The task calls for each line of the records below in which the word "data" appears.
···
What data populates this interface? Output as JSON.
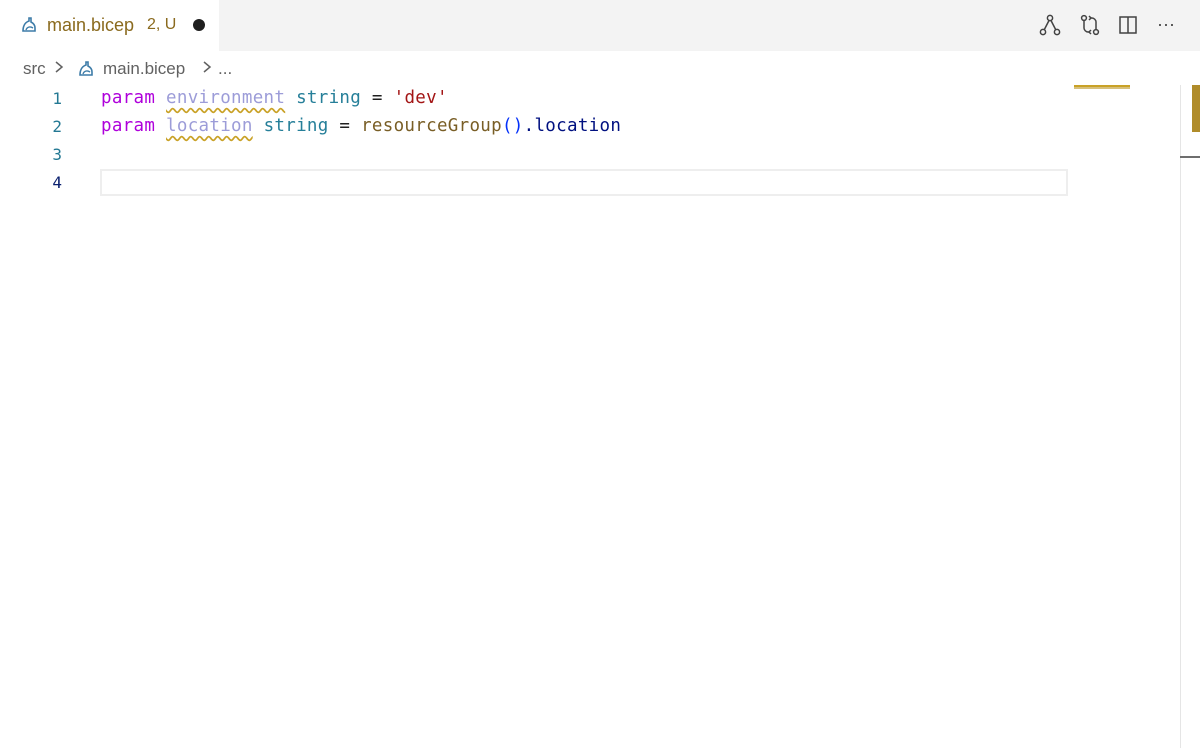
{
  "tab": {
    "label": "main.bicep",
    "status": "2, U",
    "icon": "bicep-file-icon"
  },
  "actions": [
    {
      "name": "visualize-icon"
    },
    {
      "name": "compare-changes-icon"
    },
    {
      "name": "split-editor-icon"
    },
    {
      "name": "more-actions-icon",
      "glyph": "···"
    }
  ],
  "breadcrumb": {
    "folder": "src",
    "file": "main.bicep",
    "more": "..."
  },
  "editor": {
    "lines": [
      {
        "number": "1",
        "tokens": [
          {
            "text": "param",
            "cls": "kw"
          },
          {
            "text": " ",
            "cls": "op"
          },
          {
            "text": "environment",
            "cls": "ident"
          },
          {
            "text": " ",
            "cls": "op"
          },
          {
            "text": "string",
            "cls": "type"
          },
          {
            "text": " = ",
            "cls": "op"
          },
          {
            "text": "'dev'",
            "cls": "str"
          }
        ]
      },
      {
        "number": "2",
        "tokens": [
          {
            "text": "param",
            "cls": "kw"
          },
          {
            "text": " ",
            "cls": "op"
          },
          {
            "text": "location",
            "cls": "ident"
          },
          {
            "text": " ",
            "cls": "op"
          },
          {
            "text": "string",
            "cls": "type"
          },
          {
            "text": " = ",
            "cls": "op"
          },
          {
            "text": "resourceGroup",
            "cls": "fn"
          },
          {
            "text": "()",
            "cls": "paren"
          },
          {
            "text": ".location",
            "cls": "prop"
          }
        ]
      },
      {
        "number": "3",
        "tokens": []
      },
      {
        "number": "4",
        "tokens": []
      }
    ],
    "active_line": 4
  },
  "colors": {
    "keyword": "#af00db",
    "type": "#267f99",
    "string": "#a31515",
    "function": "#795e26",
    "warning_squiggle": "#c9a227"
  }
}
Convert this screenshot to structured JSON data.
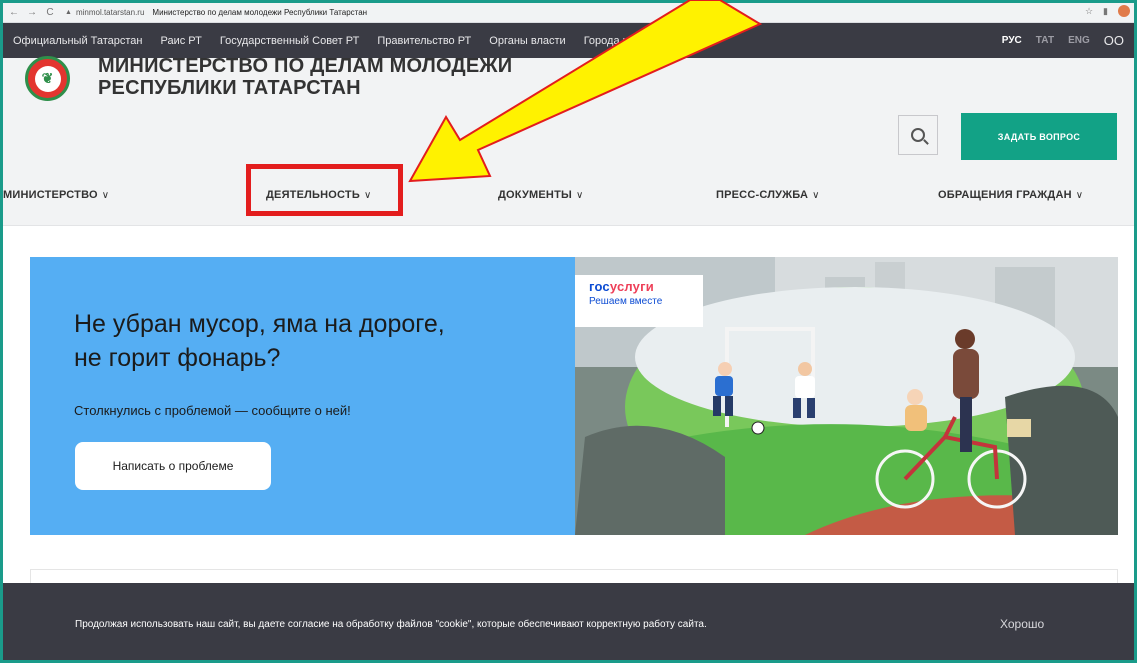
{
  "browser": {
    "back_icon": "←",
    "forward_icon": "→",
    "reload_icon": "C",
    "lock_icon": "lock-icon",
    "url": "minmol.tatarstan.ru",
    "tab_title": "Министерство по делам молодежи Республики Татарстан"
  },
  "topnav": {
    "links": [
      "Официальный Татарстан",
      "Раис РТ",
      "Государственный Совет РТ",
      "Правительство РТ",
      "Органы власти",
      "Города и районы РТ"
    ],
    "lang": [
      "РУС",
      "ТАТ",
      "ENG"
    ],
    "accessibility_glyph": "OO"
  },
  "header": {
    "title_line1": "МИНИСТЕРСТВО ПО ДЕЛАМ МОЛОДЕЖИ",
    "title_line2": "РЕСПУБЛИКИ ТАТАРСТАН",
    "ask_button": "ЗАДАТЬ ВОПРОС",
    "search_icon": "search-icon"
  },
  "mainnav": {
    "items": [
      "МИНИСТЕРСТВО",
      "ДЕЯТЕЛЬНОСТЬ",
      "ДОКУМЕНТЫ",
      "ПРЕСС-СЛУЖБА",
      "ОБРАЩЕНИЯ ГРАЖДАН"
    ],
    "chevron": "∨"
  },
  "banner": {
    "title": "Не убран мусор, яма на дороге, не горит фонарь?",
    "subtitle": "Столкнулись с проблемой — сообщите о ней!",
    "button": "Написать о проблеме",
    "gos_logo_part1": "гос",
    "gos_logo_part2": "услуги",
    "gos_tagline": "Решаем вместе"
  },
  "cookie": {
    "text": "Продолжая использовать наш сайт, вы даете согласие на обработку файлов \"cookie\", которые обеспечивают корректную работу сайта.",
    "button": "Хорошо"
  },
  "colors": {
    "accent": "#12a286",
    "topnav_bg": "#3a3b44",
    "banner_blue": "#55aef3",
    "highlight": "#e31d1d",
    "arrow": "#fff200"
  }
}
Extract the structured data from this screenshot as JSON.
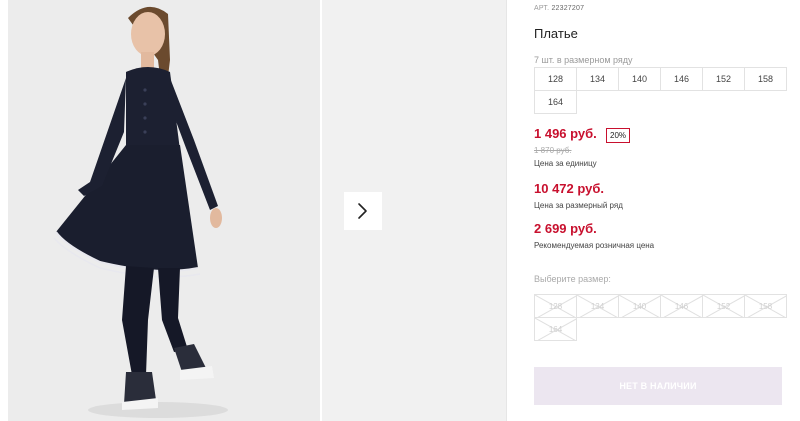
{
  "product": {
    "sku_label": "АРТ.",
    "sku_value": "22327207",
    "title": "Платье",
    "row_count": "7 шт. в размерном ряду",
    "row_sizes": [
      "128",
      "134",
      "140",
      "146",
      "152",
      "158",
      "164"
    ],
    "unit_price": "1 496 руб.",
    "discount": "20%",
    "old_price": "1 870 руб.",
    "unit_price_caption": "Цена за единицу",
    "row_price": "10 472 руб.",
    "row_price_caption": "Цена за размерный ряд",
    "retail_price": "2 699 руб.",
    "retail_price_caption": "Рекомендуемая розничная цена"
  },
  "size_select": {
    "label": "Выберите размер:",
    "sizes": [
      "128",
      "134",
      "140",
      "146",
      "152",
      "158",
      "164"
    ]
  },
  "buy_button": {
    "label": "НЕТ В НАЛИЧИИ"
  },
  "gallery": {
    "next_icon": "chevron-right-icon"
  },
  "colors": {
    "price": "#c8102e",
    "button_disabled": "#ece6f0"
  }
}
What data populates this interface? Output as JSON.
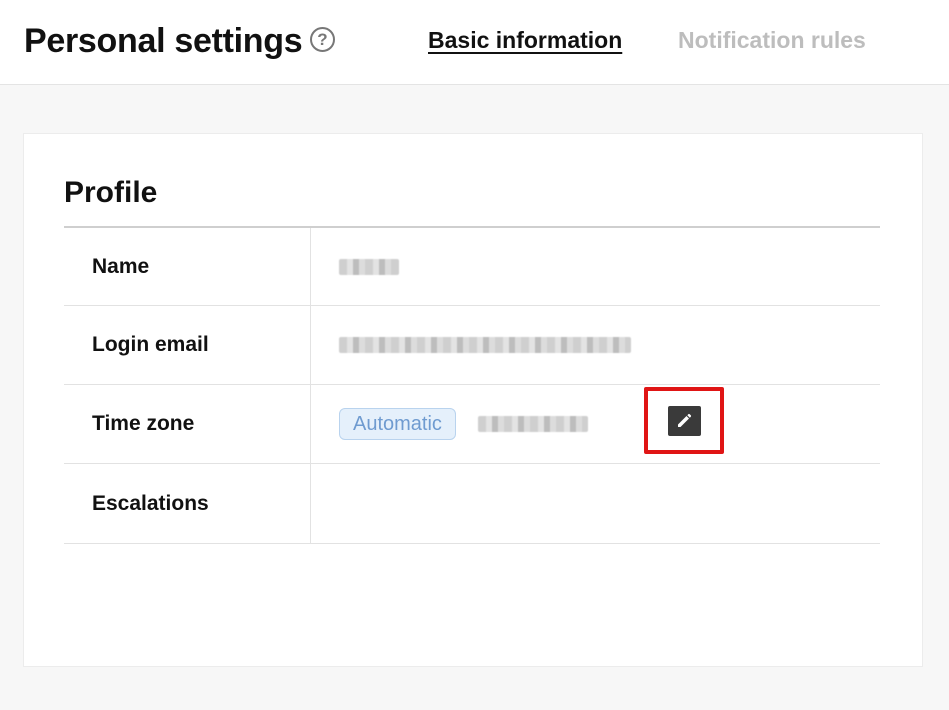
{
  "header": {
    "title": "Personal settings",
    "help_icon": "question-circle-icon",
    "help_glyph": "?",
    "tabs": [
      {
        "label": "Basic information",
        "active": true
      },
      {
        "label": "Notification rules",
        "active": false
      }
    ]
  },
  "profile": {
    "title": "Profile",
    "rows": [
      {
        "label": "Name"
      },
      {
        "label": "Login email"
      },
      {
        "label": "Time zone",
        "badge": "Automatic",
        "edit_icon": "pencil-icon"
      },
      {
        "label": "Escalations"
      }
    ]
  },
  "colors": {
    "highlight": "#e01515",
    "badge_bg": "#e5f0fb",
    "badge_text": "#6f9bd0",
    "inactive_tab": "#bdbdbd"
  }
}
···
* _Response below_
What data populates this interface? Output as JSON.
Convert this screenshot to structured JSON data.
Extract the structured data from this screenshot as JSON.
What data populates this interface? Output as JSON.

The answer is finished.